[MATERIAL TO PROCESS Boundary: Start]
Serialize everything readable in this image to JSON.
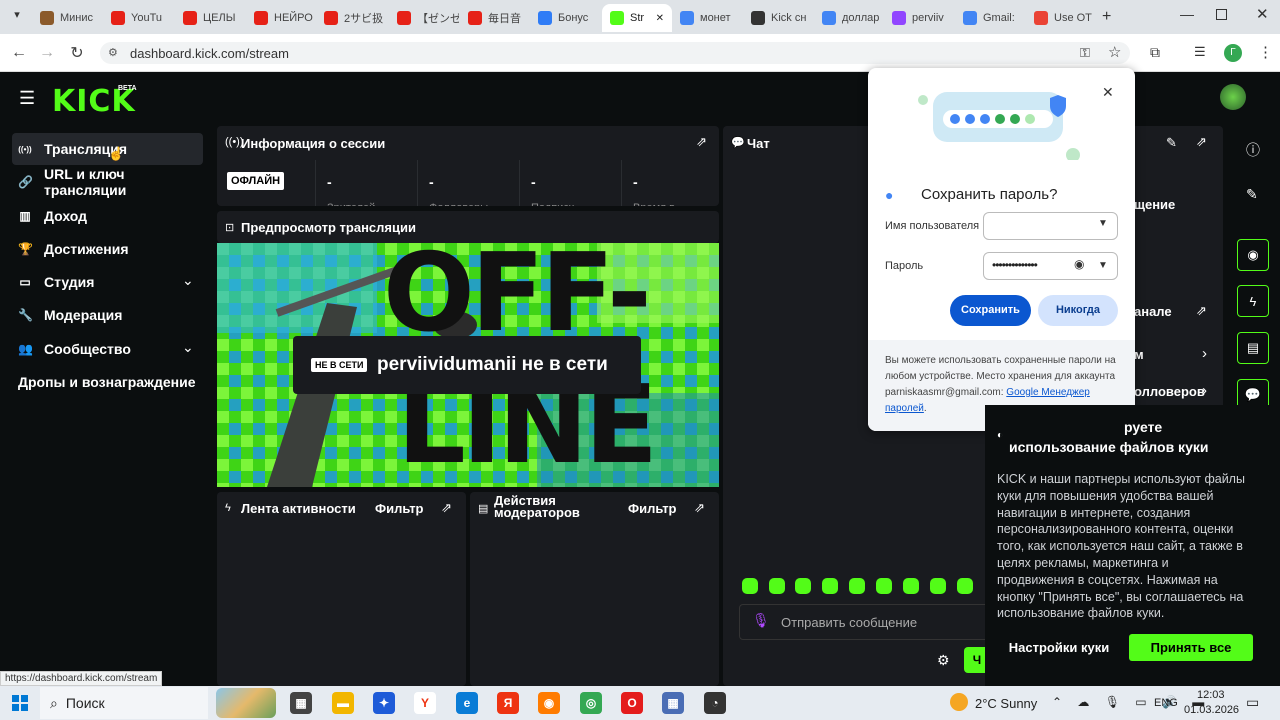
{
  "browser": {
    "tabs": [
      {
        "label": "Минис",
        "color": "#8b5a2b"
      },
      {
        "label": "YouTu",
        "color": "#e62117"
      },
      {
        "label": "ЦЕЛЫ",
        "color": "#e62117"
      },
      {
        "label": "НЕЙРО",
        "color": "#e62117"
      },
      {
        "label": "2サビ扱",
        "color": "#e62117"
      },
      {
        "label": "【ゼンゼ",
        "color": "#e62117"
      },
      {
        "label": "毎日音",
        "color": "#e62117"
      },
      {
        "label": "Бонус",
        "color": "#2f7cf6"
      },
      {
        "label": "Str",
        "color": "#53fc18"
      },
      {
        "label": "монет",
        "color": "#4285f4"
      },
      {
        "label": "Kick сн",
        "color": "#333333"
      },
      {
        "label": "доллар",
        "color": "#4285f4"
      },
      {
        "label": "perviiv",
        "color": "#9146ff"
      },
      {
        "label": "Gmail:",
        "color": "#4285f4"
      },
      {
        "label": "Use OT",
        "color": "#ea4335"
      }
    ],
    "url": "dashboard.kick.com/stream",
    "status_url": "https://dashboard.kick.com/stream",
    "profile_letter": "Г"
  },
  "brand": {
    "logo": "KICK",
    "beta": "BETA",
    "accent": "#53fc18"
  },
  "sidebar": {
    "items": [
      {
        "label": "Трансляция",
        "icon": "broadcast-icon"
      },
      {
        "label": "URL и ключ трансляции",
        "icon": "link-icon"
      },
      {
        "label": "Доход",
        "icon": "chart-icon"
      },
      {
        "label": "Достижения",
        "icon": "trophy-icon"
      },
      {
        "label": "Студия",
        "icon": "studio-icon"
      },
      {
        "label": "Модерация",
        "icon": "wrench-icon"
      },
      {
        "label": "Сообщество",
        "icon": "people-icon"
      },
      {
        "label": "Дропы и вознаграждение",
        "icon": ""
      }
    ]
  },
  "session": {
    "title": "Информация о сессии",
    "status": "ОФЛАЙН",
    "stats": [
      {
        "value": "-",
        "label": "Зрителей"
      },
      {
        "value": "-",
        "label": "Фолловеры"
      },
      {
        "value": "-",
        "label": "Подписч"
      },
      {
        "value": "-",
        "label": "Время в"
      }
    ]
  },
  "preview": {
    "title": "Предпросмотр трансляции",
    "badge": "НЕ В СЕТИ",
    "message": "perviividumanii не в сети",
    "bg_text_1": "OFF-",
    "bg_text_2": "LINE"
  },
  "activity": {
    "title": "Лента активности",
    "filter": "Фильтр"
  },
  "mod_actions": {
    "title": "Действия модераторов",
    "filter": "Фильтр"
  },
  "chat": {
    "title": "Чат",
    "placeholder": "Отправить сообщение",
    "send_label": "Ч"
  },
  "right_panels": {
    "partial_1": "щение",
    "partial_2": "анале",
    "partial_3": "м",
    "partial_4": "олловеров"
  },
  "password_popup": {
    "title": "Сохранить пароль?",
    "username_label": "Имя пользователя",
    "password_label": "Пароль",
    "password_value": "••••••••••••••",
    "save": "Сохранить",
    "never": "Никогда",
    "footer": "Вы можете использовать сохраненные пароли на любом устройстве. Место хранения для аккаунта parniskaasmr@gmail.com:",
    "footer_link": "Google Менеджер паролей",
    "footer_end": "."
  },
  "cookie": {
    "title_partial": "руете",
    "title": "использование файлов куки",
    "body": "KICK и наши партнеры используют файлы куки для повышения удобства вашей навигации в интернете, создания персонализированного контента, оценки того, как используется наш сайт, а также в целях рекламы, маркетинга и продвижения в соцсетях. Нажимая на кнопку \"Принять все\", вы соглашаетесь на использование файлов куки.",
    "settings": "Настройки куки",
    "accept": "Принять все"
  },
  "taskbar": {
    "search": "Поиск",
    "weather": "2°C  Sunny",
    "lang": "ENG",
    "time": "12:03",
    "date": "01.03.2026"
  }
}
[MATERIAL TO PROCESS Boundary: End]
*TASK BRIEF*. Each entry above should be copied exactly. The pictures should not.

*EXERCISE OUTPUT*.
Serialize everything readable in this image to JSON.
{
  "browser": {
    "tabs": [
      {
        "label": "Минис",
        "color": "#8b5a2b"
      },
      {
        "label": "YouTu",
        "color": "#e62117"
      },
      {
        "label": "ЦЕЛЫ",
        "color": "#e62117"
      },
      {
        "label": "НЕЙРО",
        "color": "#e62117"
      },
      {
        "label": "2サビ扱",
        "color": "#e62117"
      },
      {
        "label": "【ゼンゼ",
        "color": "#e62117"
      },
      {
        "label": "毎日音",
        "color": "#e62117"
      },
      {
        "label": "Бонус",
        "color": "#2f7cf6"
      },
      {
        "label": "Str",
        "color": "#53fc18"
      },
      {
        "label": "монет",
        "color": "#4285f4"
      },
      {
        "label": "Kick сн",
        "color": "#333333"
      },
      {
        "label": "доллар",
        "color": "#4285f4"
      },
      {
        "label": "perviiv",
        "color": "#9146ff"
      },
      {
        "label": "Gmail:",
        "color": "#4285f4"
      },
      {
        "label": "Use OT",
        "color": "#ea4335"
      }
    ],
    "url": "dashboard.kick.com/stream",
    "status_url": "https://dashboard.kick.com/stream",
    "profile_letter": "Г"
  },
  "brand": {
    "logo": "KICK",
    "beta": "BETA",
    "accent": "#53fc18"
  },
  "sidebar": {
    "items": [
      {
        "label": "Трансляция",
        "icon": "broadcast-icon"
      },
      {
        "label": "URL и ключ трансляции",
        "icon": "link-icon"
      },
      {
        "label": "Доход",
        "icon": "chart-icon"
      },
      {
        "label": "Достижения",
        "icon": "trophy-icon"
      },
      {
        "label": "Студия",
        "icon": "studio-icon"
      },
      {
        "label": "Модерация",
        "icon": "wrench-icon"
      },
      {
        "label": "Сообщество",
        "icon": "people-icon"
      },
      {
        "label": "Дропы и вознаграждение",
        "icon": ""
      }
    ]
  },
  "session": {
    "title": "Информация о сессии",
    "status": "ОФЛАЙН",
    "stats": [
      {
        "value": "-",
        "label": "Зрителей"
      },
      {
        "value": "-",
        "label": "Фолловеры"
      },
      {
        "value": "-",
        "label": "Подписч"
      },
      {
        "value": "-",
        "label": "Время в"
      }
    ]
  },
  "preview": {
    "title": "Предпросмотр трансляции",
    "badge": "НЕ В СЕТИ",
    "message": "perviividumanii не в сети",
    "bg_text_1": "OFF-",
    "bg_text_2": "LINE"
  },
  "activity": {
    "title": "Лента активности",
    "filter": "Фильтр"
  },
  "mod_actions": {
    "title": "Действия модераторов",
    "filter": "Фильтр"
  },
  "chat": {
    "title": "Чат",
    "placeholder": "Отправить сообщение",
    "send_label": "Ч"
  },
  "right_panels": {
    "partial_1": "щение",
    "partial_2": "анале",
    "partial_3": "м",
    "partial_4": "олловеров"
  },
  "password_popup": {
    "title": "Сохранить пароль?",
    "username_label": "Имя пользователя",
    "password_label": "Пароль",
    "password_value": "••••••••••••••",
    "save": "Сохранить",
    "never": "Никогда",
    "footer": "Вы можете использовать сохраненные пароли на любом устройстве. Место хранения для аккаунта parniskaasmr@gmail.com:",
    "footer_link": "Google Менеджер паролей",
    "footer_end": "."
  },
  "cookie": {
    "title_partial": "руете",
    "title": "использование файлов куки",
    "body": "KICK и наши партнеры используют файлы куки для повышения удобства вашей навигации в интернете, создания персонализированного контента, оценки того, как используется наш сайт, а также в целях рекламы, маркетинга и продвижения в соцсетях. Нажимая на кнопку \"Принять все\", вы соглашаетесь на использование файлов куки.",
    "settings": "Настройки куки",
    "accept": "Принять все"
  },
  "taskbar": {
    "search": "Поиск",
    "weather": "2°C  Sunny",
    "lang": "ENG",
    "time": "12:03",
    "date": "01.03.2026"
  }
}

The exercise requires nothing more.